(PROVIDED DATA begins)

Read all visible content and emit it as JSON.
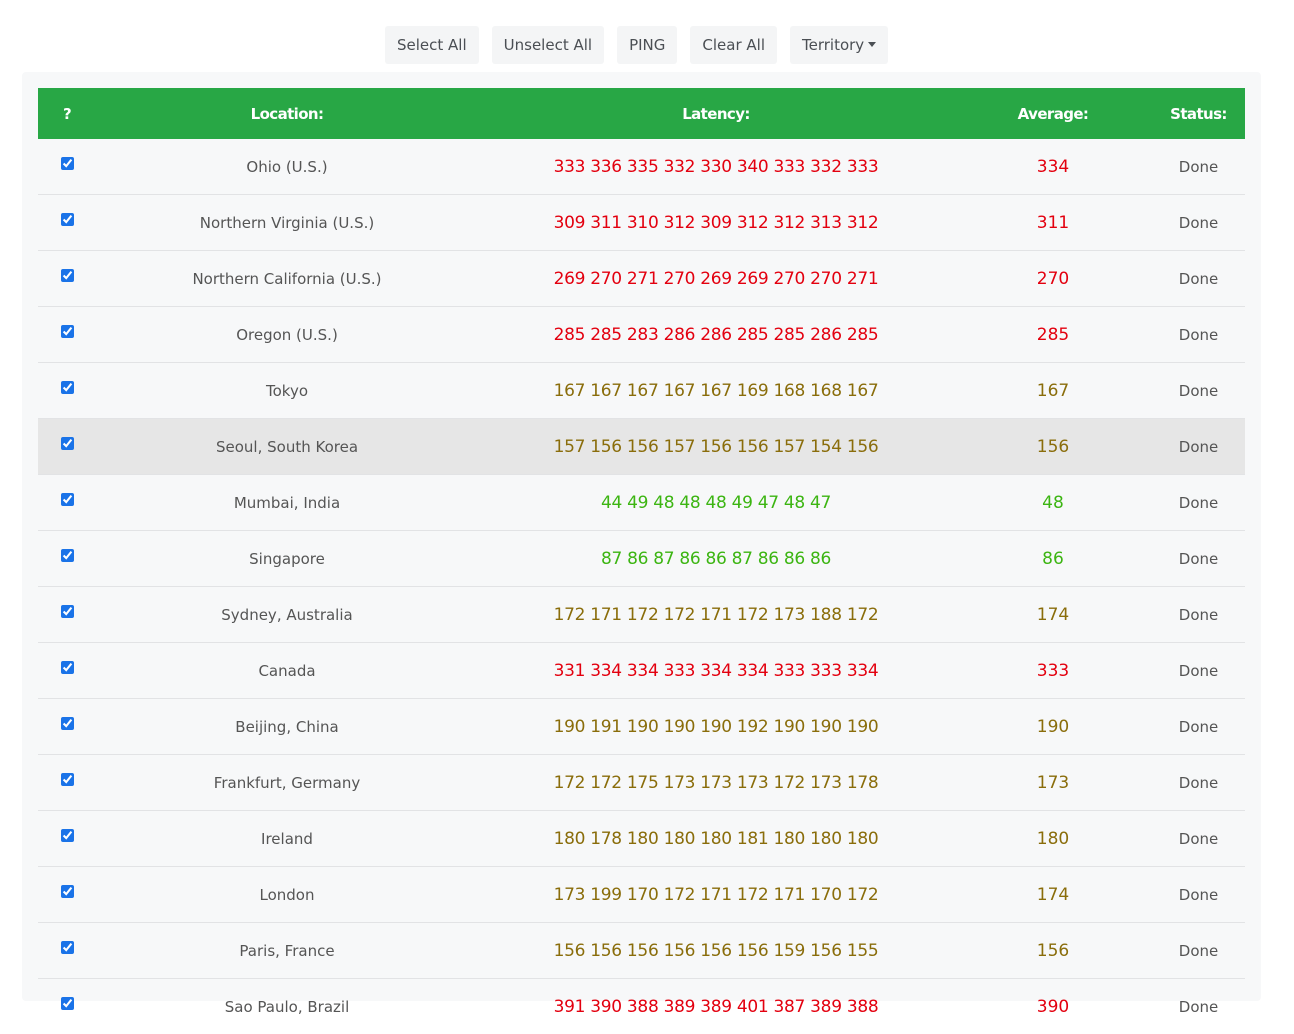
{
  "toolbar": {
    "select_all": "Select All",
    "unselect_all": "Unselect All",
    "ping": "PING",
    "clear_all": "Clear All",
    "territory": "Territory"
  },
  "table": {
    "headers": {
      "check": "?",
      "location": "Location:",
      "latency": "Latency:",
      "average": "Average:",
      "status": "Status:"
    },
    "colors": {
      "red": "#e3000f",
      "olive": "#8a6d0b",
      "green": "#3cb512"
    },
    "rows": [
      {
        "checked": true,
        "location": "Ohio (U.S.)",
        "latency": "333 336 335 332 330 340 333 332 333",
        "average": "334",
        "status": "Done",
        "color": "red"
      },
      {
        "checked": true,
        "location": "Northern Virginia (U.S.)",
        "latency": "309 311 310 312 309 312 312 313 312",
        "average": "311",
        "status": "Done",
        "color": "red"
      },
      {
        "checked": true,
        "location": "Northern California (U.S.)",
        "latency": "269 270 271 270 269 269 270 270 271",
        "average": "270",
        "status": "Done",
        "color": "red"
      },
      {
        "checked": true,
        "location": "Oregon (U.S.)",
        "latency": "285 285 283 286 286 285 285 286 285",
        "average": "285",
        "status": "Done",
        "color": "red"
      },
      {
        "checked": true,
        "location": "Tokyo",
        "latency": "167 167 167 167 167 169 168 168 167",
        "average": "167",
        "status": "Done",
        "color": "olive"
      },
      {
        "checked": true,
        "location": "Seoul, South Korea",
        "latency": "157 156 156 157 156 156 157 154 156",
        "average": "156",
        "status": "Done",
        "color": "olive",
        "highlight": true
      },
      {
        "checked": true,
        "location": "Mumbai, India",
        "latency": "44 49 48 48 48 49 47 48 47",
        "average": "48",
        "status": "Done",
        "color": "green"
      },
      {
        "checked": true,
        "location": "Singapore",
        "latency": "87 86 87 86 86 87 86 86 86",
        "average": "86",
        "status": "Done",
        "color": "green"
      },
      {
        "checked": true,
        "location": "Sydney, Australia",
        "latency": "172 171 172 172 171 172 173 188 172",
        "average": "174",
        "status": "Done",
        "color": "olive"
      },
      {
        "checked": true,
        "location": "Canada",
        "latency": "331 334 334 333 334 334 333 333 334",
        "average": "333",
        "status": "Done",
        "color": "red"
      },
      {
        "checked": true,
        "location": "Beijing, China",
        "latency": "190 191 190 190 190 192 190 190 190",
        "average": "190",
        "status": "Done",
        "color": "olive"
      },
      {
        "checked": true,
        "location": "Frankfurt, Germany",
        "latency": "172 172 175 173 173 173 172 173 178",
        "average": "173",
        "status": "Done",
        "color": "olive"
      },
      {
        "checked": true,
        "location": "Ireland",
        "latency": "180 178 180 180 180 181 180 180 180",
        "average": "180",
        "status": "Done",
        "color": "olive"
      },
      {
        "checked": true,
        "location": "London",
        "latency": "173 199 170 172 171 172 171 170 172",
        "average": "174",
        "status": "Done",
        "color": "olive"
      },
      {
        "checked": true,
        "location": "Paris, France",
        "latency": "156 156 156 156 156 156 159 156 155",
        "average": "156",
        "status": "Done",
        "color": "olive"
      },
      {
        "checked": true,
        "location": "Sao Paulo, Brazil",
        "latency": "391 390 388 389 389 401 387 389 388",
        "average": "390",
        "status": "Done",
        "color": "red"
      }
    ]
  }
}
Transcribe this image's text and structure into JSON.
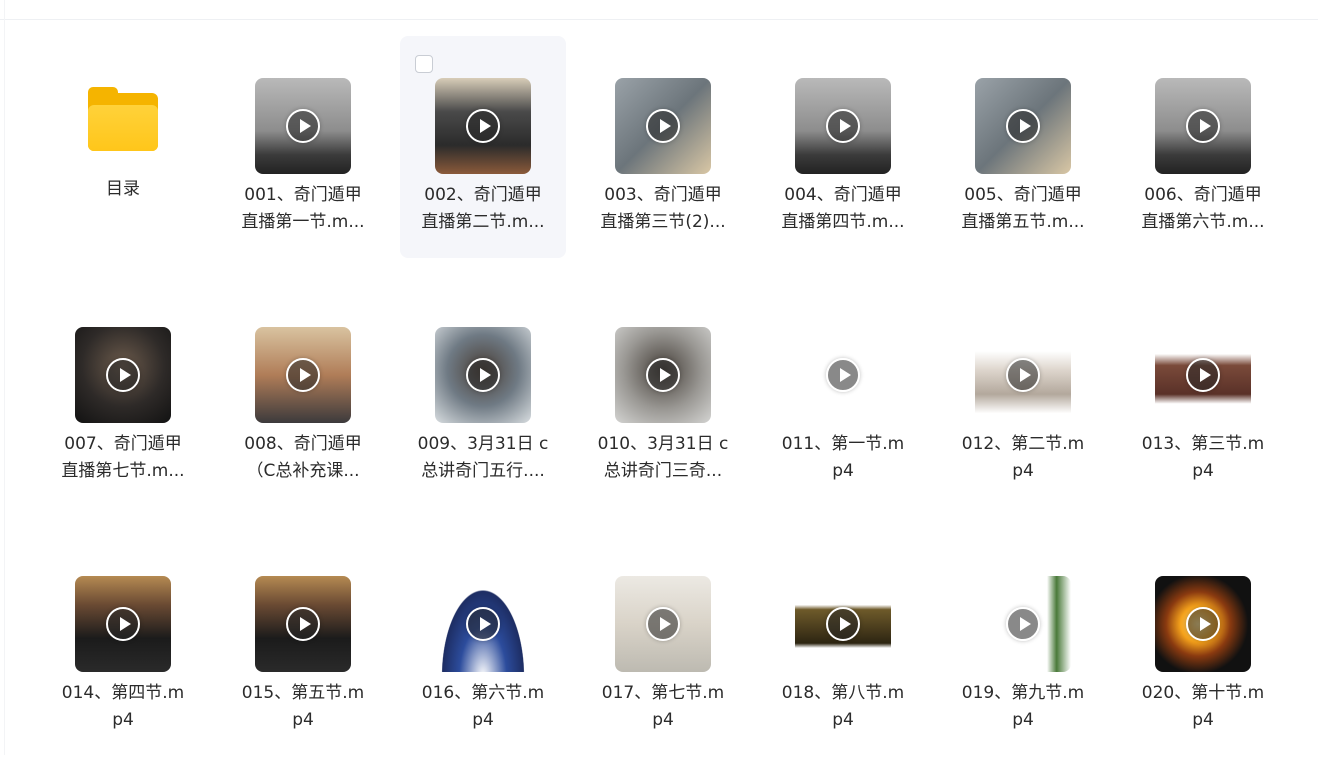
{
  "folder": {
    "label": "目录"
  },
  "files": [
    {
      "name_line1": "001、奇门遁甲",
      "name_line2": "直播第一节.m...",
      "thumb": "bg-board"
    },
    {
      "name_line1": "002、奇门遁甲",
      "name_line2": "直播第二节.m...",
      "thumb": "bg-class"
    },
    {
      "name_line1": "003、奇门遁甲",
      "name_line2": "直播第三节(2)...",
      "thumb": "bg-class2"
    },
    {
      "name_line1": "004、奇门遁甲",
      "name_line2": "直播第四节.m...",
      "thumb": "bg-board"
    },
    {
      "name_line1": "005、奇门遁甲",
      "name_line2": "直播第五节.m...",
      "thumb": "bg-class2"
    },
    {
      "name_line1": "006、奇门遁甲",
      "name_line2": "直播第六节.m...",
      "thumb": "bg-board"
    },
    {
      "name_line1": "007、奇门遁甲",
      "name_line2": "直播第七节.m...",
      "thumb": "bg-face"
    },
    {
      "name_line1": "008、奇门遁甲",
      "name_line2": "（C总补充课...",
      "thumb": "bg-room"
    },
    {
      "name_line1": "009、3月31日 c",
      "name_line2": "总讲奇门五行....",
      "thumb": "bg-face2"
    },
    {
      "name_line1": "010、3月31日 c",
      "name_line2": "总讲奇门三奇...",
      "thumb": "bg-face3"
    },
    {
      "name_line1": "011、第一节.m",
      "name_line2": "p4",
      "thumb": "bg-slide"
    },
    {
      "name_line1": "012、第二节.m",
      "name_line2": "p4",
      "thumb": "bg-slide2"
    },
    {
      "name_line1": "013、第三节.m",
      "name_line2": "p4",
      "thumb": "bg-slide3"
    },
    {
      "name_line1": "014、第四节.m",
      "name_line2": "p4",
      "thumb": "bg-book"
    },
    {
      "name_line1": "015、第五节.m",
      "name_line2": "p4",
      "thumb": "bg-book"
    },
    {
      "name_line1": "016、第六节.m",
      "name_line2": "p4",
      "thumb": "bg-sky"
    },
    {
      "name_line1": "017、第七节.m",
      "name_line2": "p4",
      "thumb": "bg-pale"
    },
    {
      "name_line1": "018、第八节.m",
      "name_line2": "p4",
      "thumb": "bg-wood"
    },
    {
      "name_line1": "019、第九节.m",
      "name_line2": "p4",
      "thumb": "bg-tree"
    },
    {
      "name_line1": "020、第十节.m",
      "name_line2": "p4",
      "thumb": "bg-fire"
    }
  ]
}
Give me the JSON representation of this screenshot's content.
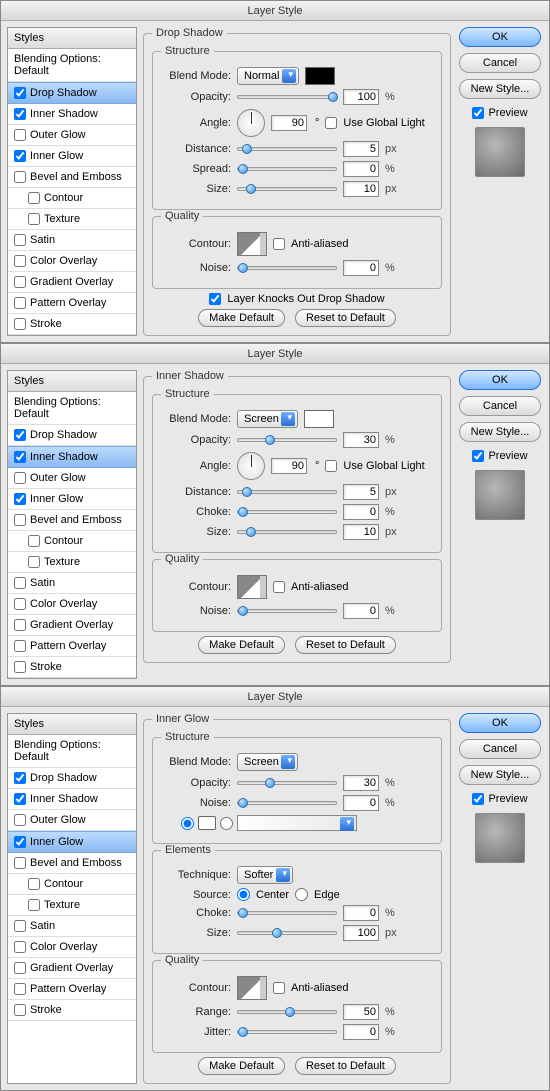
{
  "common": {
    "title": "Layer Style",
    "ok": "OK",
    "cancel": "Cancel",
    "new_style": "New Style...",
    "preview": "Preview",
    "make_default": "Make Default",
    "reset_default": "Reset to Default",
    "styles_header": "Styles",
    "blending_header": "Blending Options: Default",
    "structure": "Structure",
    "quality": "Quality",
    "elements": "Elements",
    "blend_mode": "Blend Mode:",
    "opacity": "Opacity:",
    "angle": "Angle:",
    "use_global": "Use Global Light",
    "distance": "Distance:",
    "spread": "Spread:",
    "choke": "Choke:",
    "size": "Size:",
    "contour": "Contour:",
    "anti_aliased": "Anti-aliased",
    "noise": "Noise:",
    "technique": "Technique:",
    "source": "Source:",
    "center": "Center",
    "edge": "Edge",
    "range": "Range:",
    "jitter": "Jitter:",
    "px": "px",
    "pct": "%",
    "layer_knocks": "Layer Knocks Out Drop Shadow"
  },
  "side_items": [
    {
      "key": "drop_shadow",
      "label": "Drop Shadow"
    },
    {
      "key": "inner_shadow",
      "label": "Inner Shadow"
    },
    {
      "key": "outer_glow",
      "label": "Outer Glow"
    },
    {
      "key": "inner_glow",
      "label": "Inner Glow"
    },
    {
      "key": "bevel",
      "label": "Bevel and Emboss"
    },
    {
      "key": "contour",
      "label": "Contour",
      "sub": true
    },
    {
      "key": "texture",
      "label": "Texture",
      "sub": true
    },
    {
      "key": "satin",
      "label": "Satin"
    },
    {
      "key": "color_overlay",
      "label": "Color Overlay"
    },
    {
      "key": "gradient_overlay",
      "label": "Gradient Overlay"
    },
    {
      "key": "pattern_overlay",
      "label": "Pattern Overlay"
    },
    {
      "key": "stroke",
      "label": "Stroke"
    }
  ],
  "d1": {
    "title": "Drop Shadow",
    "selected": "drop_shadow",
    "checked": [
      "drop_shadow",
      "inner_shadow",
      "inner_glow"
    ],
    "blend_mode": "Normal",
    "color": "#000000",
    "opacity": 100,
    "angle": 90,
    "use_global": false,
    "distance": 5,
    "spread": 0,
    "size": 10,
    "anti_aliased": false,
    "noise": 0,
    "knocks": true
  },
  "d2": {
    "title": "Inner Shadow",
    "selected": "inner_shadow",
    "checked": [
      "drop_shadow",
      "inner_shadow",
      "inner_glow"
    ],
    "blend_mode": "Screen",
    "color": "#ffffff",
    "opacity": 30,
    "angle": 90,
    "use_global": false,
    "distance": 5,
    "choke": 0,
    "size": 10,
    "anti_aliased": false,
    "noise": 0
  },
  "d3": {
    "title": "Inner Glow",
    "selected": "inner_glow",
    "checked": [
      "drop_shadow",
      "inner_shadow",
      "inner_glow"
    ],
    "blend_mode": "Screen",
    "opacity": 30,
    "noise": 0,
    "technique": "Softer",
    "source": "Center",
    "choke": 0,
    "size": 100,
    "anti_aliased": false,
    "range": 50,
    "jitter": 0
  }
}
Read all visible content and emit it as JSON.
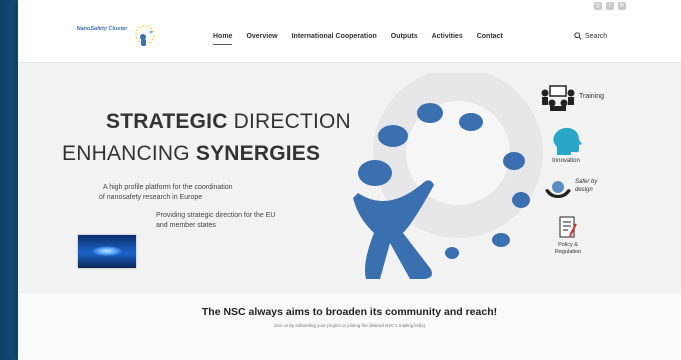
{
  "header": {
    "logo_text": "NanoSafety Cluster",
    "nav": [
      {
        "label": "Home"
      },
      {
        "label": "Overview"
      },
      {
        "label": "International Cooperation"
      },
      {
        "label": "Outputs"
      },
      {
        "label": "Activities"
      },
      {
        "label": "Contact"
      }
    ],
    "search_label": "Search"
  },
  "hero": {
    "headline1_bold": "STRATEGIC",
    "headline1_light": " DIRECTION",
    "headline2_light": "ENHANCING ",
    "headline2_bold": "SYNERGIES",
    "desc_line1": "A high profile platform for the coordination",
    "desc_line2": "of nanosafety research in Europe",
    "desc2_line1": "Providing strategic direction for the EU",
    "desc2_line2": "and member states"
  },
  "side_items": {
    "training": "Training",
    "innovation": "Innovation",
    "safer_line1": "Safer by",
    "safer_line2": "design",
    "policy_line1": "Policy &",
    "policy_line2": "Regulation"
  },
  "bottom": {
    "title": "The NSC always aims to broaden its community and reach!",
    "subtitle": "Join us by submitting your project or joining the desired NSC's mailing list(s)"
  },
  "colors": {
    "accent_blue": "#3a6fb0",
    "slide_background": "#2b78ad",
    "innovation_teal": "#2aa6c9"
  }
}
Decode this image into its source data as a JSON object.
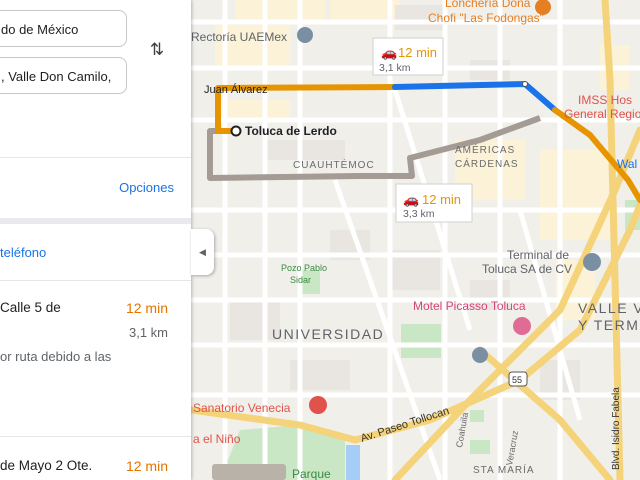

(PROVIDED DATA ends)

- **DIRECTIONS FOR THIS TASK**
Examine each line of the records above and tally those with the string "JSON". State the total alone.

- **RESULT BELOW**
5